In Memoirs, we are introduced to many important characters in the Sherlock Holmes canon, including Sherlock's brother Mycroft. This collection also marks our first introduction of Sherlock's nemesis, Moriarty. The last story in this collection is The Last Problem, where we first see Sherlock and Moriarty go head to head (the results of this meeting leading to what is sometimes referred to as "The Great Hiatus" for Sherlock).
This collection was entertaining and, in my opinions, still stands up pretty well more than 100 years later. The mysteries are engaging and seemingly unsolvable, until Sherlock cracks the case, with explanations making it seem so simple. For those unfamiliar with Sherlock, you can easily pick up this collection and jump right in, although you won't have as much background on Watson and Holmes relationship, or Holmes' quirks. Overall, an entertaining and fun read.

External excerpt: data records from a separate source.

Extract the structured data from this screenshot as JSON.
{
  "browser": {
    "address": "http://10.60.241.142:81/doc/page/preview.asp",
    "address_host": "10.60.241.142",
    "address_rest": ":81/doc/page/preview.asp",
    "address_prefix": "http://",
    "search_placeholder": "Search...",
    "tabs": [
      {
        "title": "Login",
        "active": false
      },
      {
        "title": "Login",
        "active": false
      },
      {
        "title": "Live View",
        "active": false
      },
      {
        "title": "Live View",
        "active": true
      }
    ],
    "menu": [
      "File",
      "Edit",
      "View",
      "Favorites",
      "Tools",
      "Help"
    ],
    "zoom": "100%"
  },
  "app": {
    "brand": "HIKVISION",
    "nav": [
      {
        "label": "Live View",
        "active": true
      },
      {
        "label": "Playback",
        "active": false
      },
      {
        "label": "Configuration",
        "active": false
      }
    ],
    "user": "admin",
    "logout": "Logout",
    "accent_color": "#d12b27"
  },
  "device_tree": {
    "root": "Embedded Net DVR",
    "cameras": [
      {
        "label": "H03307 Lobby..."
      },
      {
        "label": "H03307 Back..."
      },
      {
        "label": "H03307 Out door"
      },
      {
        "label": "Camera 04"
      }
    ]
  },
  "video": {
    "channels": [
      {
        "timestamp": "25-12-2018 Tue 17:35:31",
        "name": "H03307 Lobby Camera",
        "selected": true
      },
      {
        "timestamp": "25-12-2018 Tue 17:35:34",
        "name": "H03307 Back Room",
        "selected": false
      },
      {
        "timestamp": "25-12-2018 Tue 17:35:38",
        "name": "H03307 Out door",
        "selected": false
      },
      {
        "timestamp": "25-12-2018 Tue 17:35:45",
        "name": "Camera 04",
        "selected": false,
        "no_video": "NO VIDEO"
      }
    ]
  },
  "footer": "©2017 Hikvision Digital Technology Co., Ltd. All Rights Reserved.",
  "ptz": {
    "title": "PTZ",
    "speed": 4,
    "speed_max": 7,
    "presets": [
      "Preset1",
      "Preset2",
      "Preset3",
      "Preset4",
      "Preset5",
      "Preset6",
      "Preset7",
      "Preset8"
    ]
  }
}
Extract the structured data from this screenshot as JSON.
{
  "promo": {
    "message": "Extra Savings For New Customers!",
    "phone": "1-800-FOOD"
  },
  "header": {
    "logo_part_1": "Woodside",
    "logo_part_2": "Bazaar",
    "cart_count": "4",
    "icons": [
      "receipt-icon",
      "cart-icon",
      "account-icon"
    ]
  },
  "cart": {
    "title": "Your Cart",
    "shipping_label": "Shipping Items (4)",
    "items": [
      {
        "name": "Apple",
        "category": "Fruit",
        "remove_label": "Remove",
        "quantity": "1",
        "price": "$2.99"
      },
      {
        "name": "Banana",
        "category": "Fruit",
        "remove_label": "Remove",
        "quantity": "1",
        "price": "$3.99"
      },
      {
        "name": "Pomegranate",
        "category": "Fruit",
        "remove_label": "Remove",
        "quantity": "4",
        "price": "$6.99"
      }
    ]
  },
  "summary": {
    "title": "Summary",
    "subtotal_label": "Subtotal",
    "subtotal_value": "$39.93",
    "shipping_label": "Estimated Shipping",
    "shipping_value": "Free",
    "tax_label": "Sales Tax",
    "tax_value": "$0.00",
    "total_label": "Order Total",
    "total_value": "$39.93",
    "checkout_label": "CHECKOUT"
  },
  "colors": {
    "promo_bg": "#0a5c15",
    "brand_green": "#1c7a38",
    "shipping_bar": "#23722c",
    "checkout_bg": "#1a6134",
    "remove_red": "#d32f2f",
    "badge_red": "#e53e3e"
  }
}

If you are new to Sherlock Holmes, this may not be the most economical way to pick up all of Conan Doyle's work. But if you are a long-time Holmes fan, or just want to experience the Holmes stories in a deeper and more informed way, I can think of no better purchase than this. Very highly recommended!!!
Most Recent Customer Reviews
I am a little Bias when it comes to good ole Sherlock. What can I say WatsonPublished 4 days ago by Glenn Miller
These stories are timeless and can be read over and over again.Published 5 days ago by Hilary Anderson
I've seen the movies and plays; I've read some of the novels, but this is my favorite work about Sherlock Holmes. Written in the first person as if by Dr. Read morePublished 9 days ago by honeybee